- Given records
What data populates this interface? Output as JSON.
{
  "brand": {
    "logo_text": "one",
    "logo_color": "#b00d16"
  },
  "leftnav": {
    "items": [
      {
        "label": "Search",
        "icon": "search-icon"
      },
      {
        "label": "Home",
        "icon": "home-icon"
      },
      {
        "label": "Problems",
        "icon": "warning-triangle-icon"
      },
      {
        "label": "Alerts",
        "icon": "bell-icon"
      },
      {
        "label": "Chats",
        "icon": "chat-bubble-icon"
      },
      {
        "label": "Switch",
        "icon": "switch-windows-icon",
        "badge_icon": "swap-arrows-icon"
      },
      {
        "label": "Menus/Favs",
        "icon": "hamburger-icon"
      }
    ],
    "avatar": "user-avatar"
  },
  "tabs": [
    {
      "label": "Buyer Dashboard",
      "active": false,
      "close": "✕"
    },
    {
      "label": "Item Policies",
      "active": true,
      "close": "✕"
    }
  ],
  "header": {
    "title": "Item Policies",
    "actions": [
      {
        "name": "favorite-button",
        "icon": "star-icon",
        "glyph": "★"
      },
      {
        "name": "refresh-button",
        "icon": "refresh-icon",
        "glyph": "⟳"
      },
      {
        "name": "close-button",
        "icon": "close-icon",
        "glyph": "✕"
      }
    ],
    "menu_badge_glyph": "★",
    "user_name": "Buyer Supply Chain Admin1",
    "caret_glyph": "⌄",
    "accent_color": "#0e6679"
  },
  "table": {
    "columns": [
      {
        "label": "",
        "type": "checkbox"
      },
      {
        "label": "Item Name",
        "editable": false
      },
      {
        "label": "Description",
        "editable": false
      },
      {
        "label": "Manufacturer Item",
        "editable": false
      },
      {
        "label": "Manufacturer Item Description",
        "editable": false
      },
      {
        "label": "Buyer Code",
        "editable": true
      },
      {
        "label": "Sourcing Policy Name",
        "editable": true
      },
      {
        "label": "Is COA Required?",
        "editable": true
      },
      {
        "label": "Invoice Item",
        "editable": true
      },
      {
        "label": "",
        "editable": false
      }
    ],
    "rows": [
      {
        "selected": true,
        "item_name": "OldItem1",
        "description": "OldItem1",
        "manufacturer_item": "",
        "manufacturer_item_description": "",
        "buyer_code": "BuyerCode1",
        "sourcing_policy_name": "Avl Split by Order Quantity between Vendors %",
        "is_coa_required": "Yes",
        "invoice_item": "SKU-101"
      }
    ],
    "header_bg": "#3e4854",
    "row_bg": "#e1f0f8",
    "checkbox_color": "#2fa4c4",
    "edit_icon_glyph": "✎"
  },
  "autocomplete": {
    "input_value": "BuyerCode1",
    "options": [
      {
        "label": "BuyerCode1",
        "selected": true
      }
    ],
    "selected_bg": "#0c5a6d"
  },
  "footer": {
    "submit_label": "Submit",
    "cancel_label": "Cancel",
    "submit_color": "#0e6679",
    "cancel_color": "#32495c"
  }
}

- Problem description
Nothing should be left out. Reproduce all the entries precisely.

- Written solution
What data populates this interface? Output as JSON.
{
  "brand": {
    "logo_text": "one",
    "logo_color": "#b00d16"
  },
  "leftnav": {
    "items": [
      {
        "label": "Search",
        "icon": "search-icon"
      },
      {
        "label": "Home",
        "icon": "home-icon"
      },
      {
        "label": "Problems",
        "icon": "warning-triangle-icon"
      },
      {
        "label": "Alerts",
        "icon": "bell-icon"
      },
      {
        "label": "Chats",
        "icon": "chat-bubble-icon"
      },
      {
        "label": "Switch",
        "icon": "switch-windows-icon",
        "badge_icon": "swap-arrows-icon"
      },
      {
        "label": "Menus/Favs",
        "icon": "hamburger-icon"
      }
    ],
    "avatar": "user-avatar"
  },
  "tabs": [
    {
      "label": "Buyer Dashboard",
      "active": false,
      "close": "✕"
    },
    {
      "label": "Item Policies",
      "active": true,
      "close": "✕"
    }
  ],
  "header": {
    "title": "Item Policies",
    "actions": [
      {
        "name": "favorite-button",
        "icon": "star-icon",
        "glyph": "★"
      },
      {
        "name": "refresh-button",
        "icon": "refresh-icon",
        "glyph": "⟳"
      },
      {
        "name": "close-button",
        "icon": "close-icon",
        "glyph": "✕"
      }
    ],
    "menu_badge_glyph": "★",
    "user_name": "Buyer Supply Chain Admin1",
    "caret_glyph": "⌄",
    "accent_color": "#0e6679"
  },
  "table": {
    "columns": [
      {
        "label": "",
        "type": "checkbox"
      },
      {
        "label": "Item Name",
        "editable": false
      },
      {
        "label": "Description",
        "editable": false
      },
      {
        "label": "Manufacturer Item",
        "editable": false
      },
      {
        "label": "Manufacturer Item Description",
        "editable": false
      },
      {
        "label": "Buyer Code",
        "editable": true
      },
      {
        "label": "Sourcing Policy Name",
        "editable": true
      },
      {
        "label": "Is COA Required?",
        "editable": true
      },
      {
        "label": "Invoice Item",
        "editable": true
      },
      {
        "label": "",
        "editable": false
      }
    ],
    "rows": [
      {
        "selected": true,
        "item_name": "OldItem1",
        "description": "OldItem1",
        "manufacturer_item": "",
        "manufacturer_item_description": "",
        "buyer_code": "BuyerCode1",
        "sourcing_policy_name": "Avl Split by Order Quantity between Vendors %",
        "is_coa_required": "Yes",
        "invoice_item": "SKU-101"
      }
    ],
    "header_bg": "#3e4854",
    "row_bg": "#e1f0f8",
    "checkbox_color": "#2fa4c4",
    "edit_icon_glyph": "✎"
  },
  "autocomplete": {
    "input_value": "BuyerCode1",
    "options": [
      {
        "label": "BuyerCode1",
        "selected": true
      }
    ],
    "selected_bg": "#0c5a6d"
  },
  "footer": {
    "submit_label": "Submit",
    "cancel_label": "Cancel",
    "submit_color": "#0e6679",
    "cancel_color": "#32495c"
  }
}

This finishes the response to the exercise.